The service is a medium family ran agency that had been operating for over 20 years. The service had a registered manager in post. A registered manager is a person who is registered with the Care Quality Commission to manage the service. Like registered providers, they are ‘registered persons’. Registered persons have legal responsibility for meeting the requirements in the Health and Social Care Act 2008 and associated Regulations about how the service is run.

We found every person had a personalised electronic care plan and risk assessment in place. Staff were aware of these risks and worked on a multi-agency basis to minimise those risks. When visited people in their own homes, we saw an up to date paper copy of their care records were kept in a file. People confirmed that they had been involved in developing their care records.

We found regular quality monitoring of the service had been undertaken. We also saw that senior support workers completed spot checks in people’s homes. This was to observe staff practice and to ensure people were treated with dignity and respect.

Although regulations relating to Mental Capacity Act and DoLS is not applicable to domiciliary care services. We saw staff had received Mental Capacity Act and DoLS training as part of the Care Certificate induction training that was provided by an accredited external organisation.

We found people’s medicines were well managed. The provider had designed a medicine recording chart that was easy to use.

On the second day of our inspection, we visited six people in their own homes. We observed staff speaking with people in kind and respectful ways.

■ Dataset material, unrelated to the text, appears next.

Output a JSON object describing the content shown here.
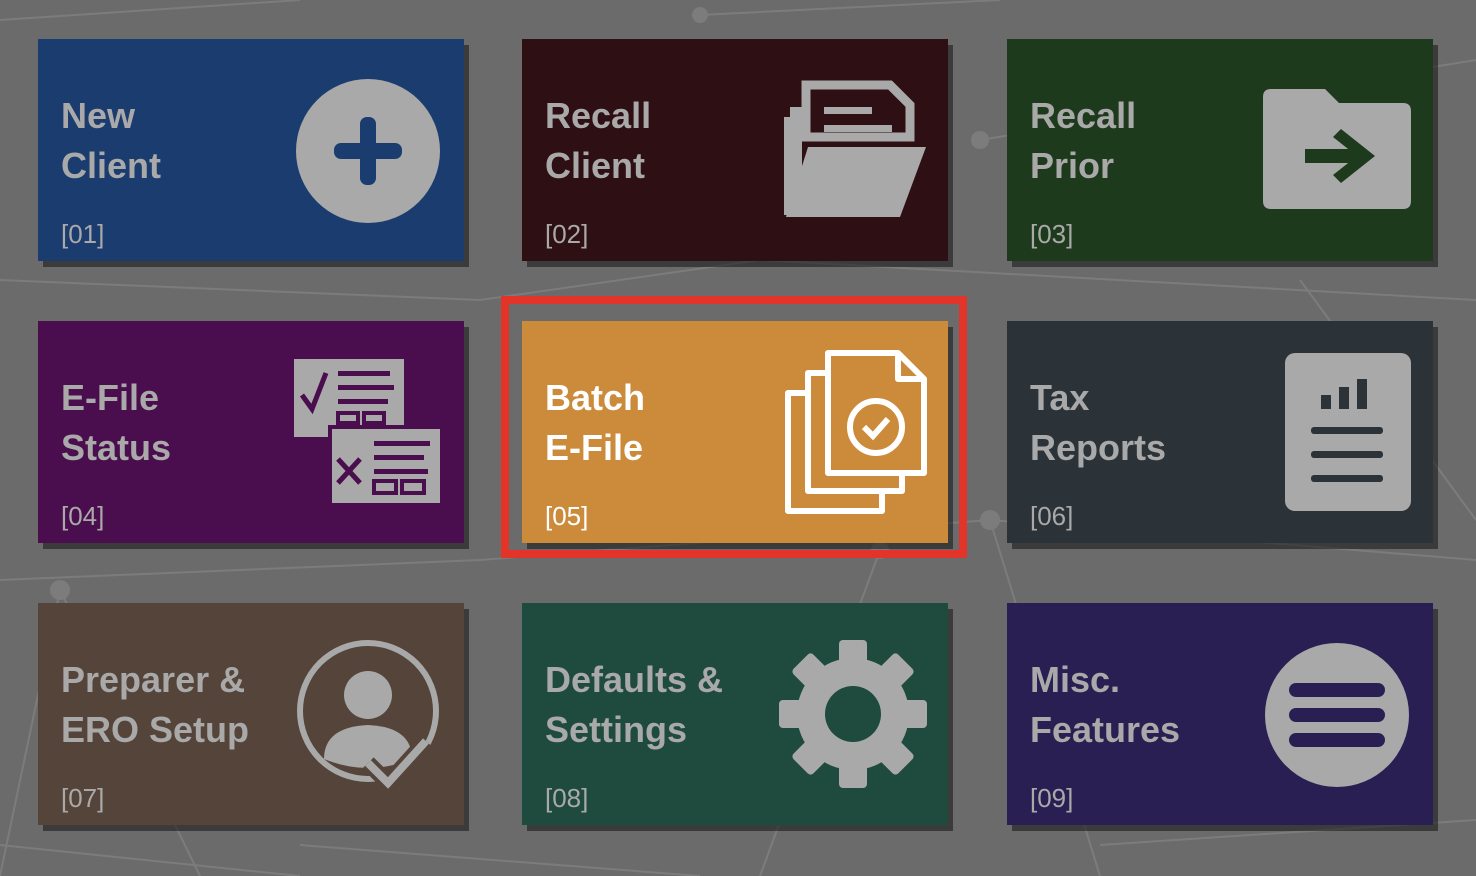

People told us they felt their dignity and privacy were respected by staff. One person said, “The staff are great, and they have time to sit and have a chat.” Another said, “They are like my own extended family, nothing is too much for them.”

A relative told us, “The support my parent receives must be good as they would soon tell me if otherwise.”

In addition, we looked at 20 service users’ satisfaction surveys. All were consistently satisfied with the care and support they received. All said that staff usually arrived on time and stayed for the allotted time agreed.

Inspection areas



Updated 11 January 2016

The service was safe.

There were systems in place to manage risks, safeguarding matters, staff recruitment and medication and this ensured people’s safety.

People were safe because the service had an effective system to manage accidents and incidents and learn from them so they were less likely to happen again.



Updated 11 January 2016

The service was effective.

People were involved in the assessment of their needs. Care plans reflected people’s current individual needs, choices and preferences.

Staff had the right skills and knowledge to meet people’s assessed needs.

Staff received regular supervision and an annual appraisal.



Updated 11 January 2016

The service was caring.

There were safeguards in place

to ensure staff understood how to respect people’s privacy, dignity and human rights.

Staff knew the people they were caring for and supporting, including their personal preferences and personal likes and dislikes.

People told us they were treated with kindness and their privacy and dignity was always respected.



Updated 11 January 2016

The service was responsive.

People, and their representative’s, were encouraged to make their views known about their care, treatment and support needs.

People were involved in decisions and had their individual needs regularly assessed and met.

People told us they felt confident to express any concerns or complaints about the service they received.



Updated 11 January 2016

The service was well-led

There was a registered manager in post and all conditions of registration were met.

A quality assurance system operated a help to develop and drive improvement.

The service worked in partnership with key organisations, including specialist health and social care professionals.